It's worth it. Trying to do it manually I drove myself crazy figuring out which adjustment setting is the sharpest as the targets all look the same sharpness after a while.
Exactly my problem and I stopped using it. Always second guessing myself after the fact. I have always wanted something to tell me what was out, not me trying to figure it out.
I'm still on the fence about purchasing it. I have been sending my lenses to Canon if I thought they were out. It is not the $100.
Another thing that turned me off to MFA was there were so many methods out there. Why was someone always coming up with a better method? Canon has a method - surprisingly not in the manual so you had to hunt for it. Kinda like giving you a car manual, telling you how to change the oil but no information on what type of oil to use. You go on forums and everyone has different advice. We are working with expensive high precision equipment. Canon takes all types of measurements so it is tuned in for all focal lengths.

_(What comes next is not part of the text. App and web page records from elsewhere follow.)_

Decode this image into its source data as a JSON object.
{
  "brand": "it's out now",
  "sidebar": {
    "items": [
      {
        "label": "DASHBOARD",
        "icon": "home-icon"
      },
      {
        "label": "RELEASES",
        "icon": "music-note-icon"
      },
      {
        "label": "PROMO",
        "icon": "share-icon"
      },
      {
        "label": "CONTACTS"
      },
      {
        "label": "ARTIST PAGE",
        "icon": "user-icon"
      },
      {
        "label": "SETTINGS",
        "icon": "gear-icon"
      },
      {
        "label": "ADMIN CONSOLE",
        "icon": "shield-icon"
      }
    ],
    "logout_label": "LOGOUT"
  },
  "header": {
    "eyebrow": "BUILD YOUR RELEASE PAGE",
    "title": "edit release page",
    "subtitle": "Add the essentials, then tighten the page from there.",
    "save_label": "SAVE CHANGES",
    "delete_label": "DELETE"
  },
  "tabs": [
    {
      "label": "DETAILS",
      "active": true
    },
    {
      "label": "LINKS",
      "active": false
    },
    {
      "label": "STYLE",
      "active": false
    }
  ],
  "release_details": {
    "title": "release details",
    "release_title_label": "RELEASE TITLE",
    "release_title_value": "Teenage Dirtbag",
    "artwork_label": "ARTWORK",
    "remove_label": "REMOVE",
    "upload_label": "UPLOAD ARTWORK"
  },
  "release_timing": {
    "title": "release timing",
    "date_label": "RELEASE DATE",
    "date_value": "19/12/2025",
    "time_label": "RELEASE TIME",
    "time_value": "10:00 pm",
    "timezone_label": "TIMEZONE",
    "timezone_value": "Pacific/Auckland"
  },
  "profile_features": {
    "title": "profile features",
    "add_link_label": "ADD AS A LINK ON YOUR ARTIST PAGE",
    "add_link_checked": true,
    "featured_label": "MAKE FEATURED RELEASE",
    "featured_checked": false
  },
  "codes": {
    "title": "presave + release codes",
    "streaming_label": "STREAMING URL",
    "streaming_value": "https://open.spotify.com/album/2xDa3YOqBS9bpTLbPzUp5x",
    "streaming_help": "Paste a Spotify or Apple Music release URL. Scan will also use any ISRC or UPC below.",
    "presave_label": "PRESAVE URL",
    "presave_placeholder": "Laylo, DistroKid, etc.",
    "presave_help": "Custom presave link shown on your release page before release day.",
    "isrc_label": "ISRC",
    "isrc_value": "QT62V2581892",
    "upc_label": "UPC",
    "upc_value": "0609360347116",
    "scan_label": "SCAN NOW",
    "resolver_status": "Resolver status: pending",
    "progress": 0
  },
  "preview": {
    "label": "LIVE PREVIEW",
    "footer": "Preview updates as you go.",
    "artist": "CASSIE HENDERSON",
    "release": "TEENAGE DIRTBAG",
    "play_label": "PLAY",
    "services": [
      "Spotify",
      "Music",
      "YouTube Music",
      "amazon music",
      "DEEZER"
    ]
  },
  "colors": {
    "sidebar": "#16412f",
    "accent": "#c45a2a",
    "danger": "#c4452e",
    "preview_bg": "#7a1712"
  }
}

I'm convinced the product is solid but I'm still confused about distance. One method including Canon states 50X focal length, another states 25, one 20 to 40, one advanced, respected birder swears by minimum focus or focal point. I can't remember as it been along time since I explored this. Even the owners manual states for best results to MFA at the actual location.
I was waiting for the MAC version to come out and when it did I still held on. I have a new 70-200 2.8II that I think is a bit off. My 7D/300L F4 combo is bang on with no MFA and I use that as a benchmark. I'm debating on either sending the 70-200 to Canon or getting FoCal. I guess the latest is to choose a distance you most often shoot at?
So help me decide. Do I send the lens in which is a real pain or try FoCal? Taking advantage of the W and T range on my 5D3 is appealing. Just that distance thing is stopping me from pressing the "buy now" button.